We’ve talked a lot about apartment pets policies and whether it’s a good idea to allow pets on your property in the first place. What many property owners and managers tend to ask, however, is whether pets are a good idea when it comes to student-specific housing.
The answer is: it depends. In Texas, property owners can create their own rules regarding pets and include these rules in a lease agreement. Like everything else in business, you make all considerations to determine the best decision for your property.
One note: service animals are not considered pets, and you’re legally obligated to allow them in your Texas rental property.
Set Expectations for Apartment Pets as Tenants
If you decide it’s reasonable to allow tenants to have apartment pets, it’s best to view them as actual tenants. Treat them in the same manner you would any other renter. This includes:
- Lease Language. The lease is your contract and the lifeline of the property. It ensures protection for both you and the tenant. And, just as you would use a lease to identify the responsibilities of the landlord and tenant, it should also be used to define the obligations and expectations of the apartment pets and their owners. At a minimum, this should include cleaning up after the pet when outside, responsibility for damages done by the pet, and noise-related restrictions. It should also clearly define any breed or weight restrictions, where applicable.
- Pet Deposit. Similar to the standard deposit due at move-in, a pet should also require a deposit. This money is the insurance a property manager needs to hedge against the risk of damage or default. This way, the funds are there to cover repairs that result from pet-related issues. Whether the deposit is fully refundable or non-refundable should be clearly identified and defined in the lease.
- Pet Rent. The widespread practice of requiring separate rent for pets is fairly new. Yet, it’s catching on and many properties are now asking pet owners to pay additional monthly rent, often in the range of $10 to $25. The idea, again, is simply to treat the pet as an additional tenant.
Class A Management helps develop and evaluate pet policies
Pets can be a slippery slope of challenges for property owners. That’s why you need a knowledgeable property manager in your corner. The professionals at Class A Management have more than 40 years of experience in the industry and know what it takes to ensure satisfaction—for 2-legged and 4-legged tenants alike.
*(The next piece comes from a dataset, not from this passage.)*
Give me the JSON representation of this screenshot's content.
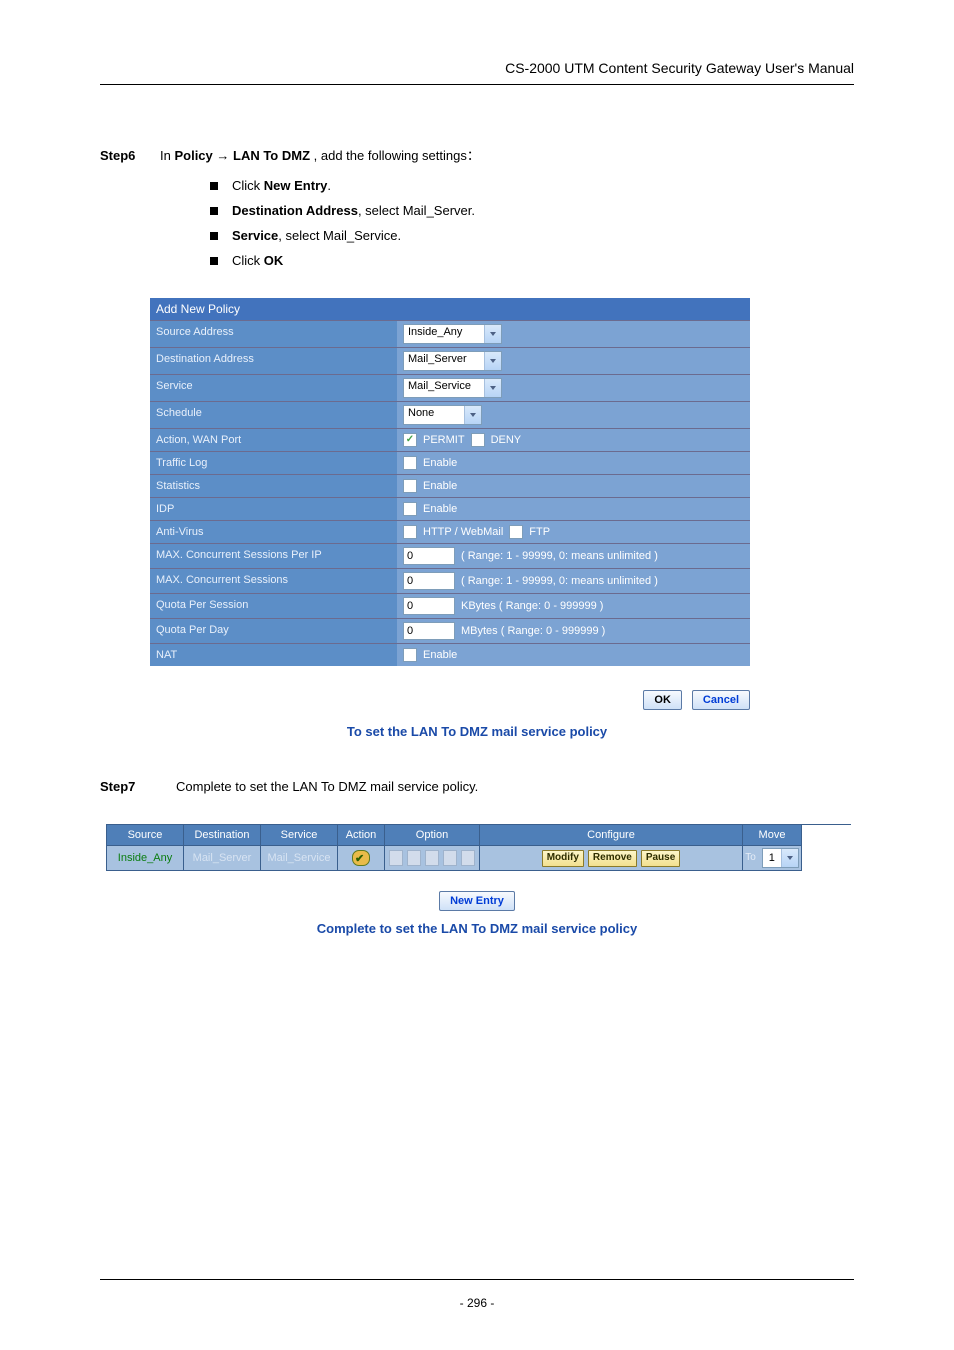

Call us today at 817-295-5959 or send us an email to firstname.lastname@example.org.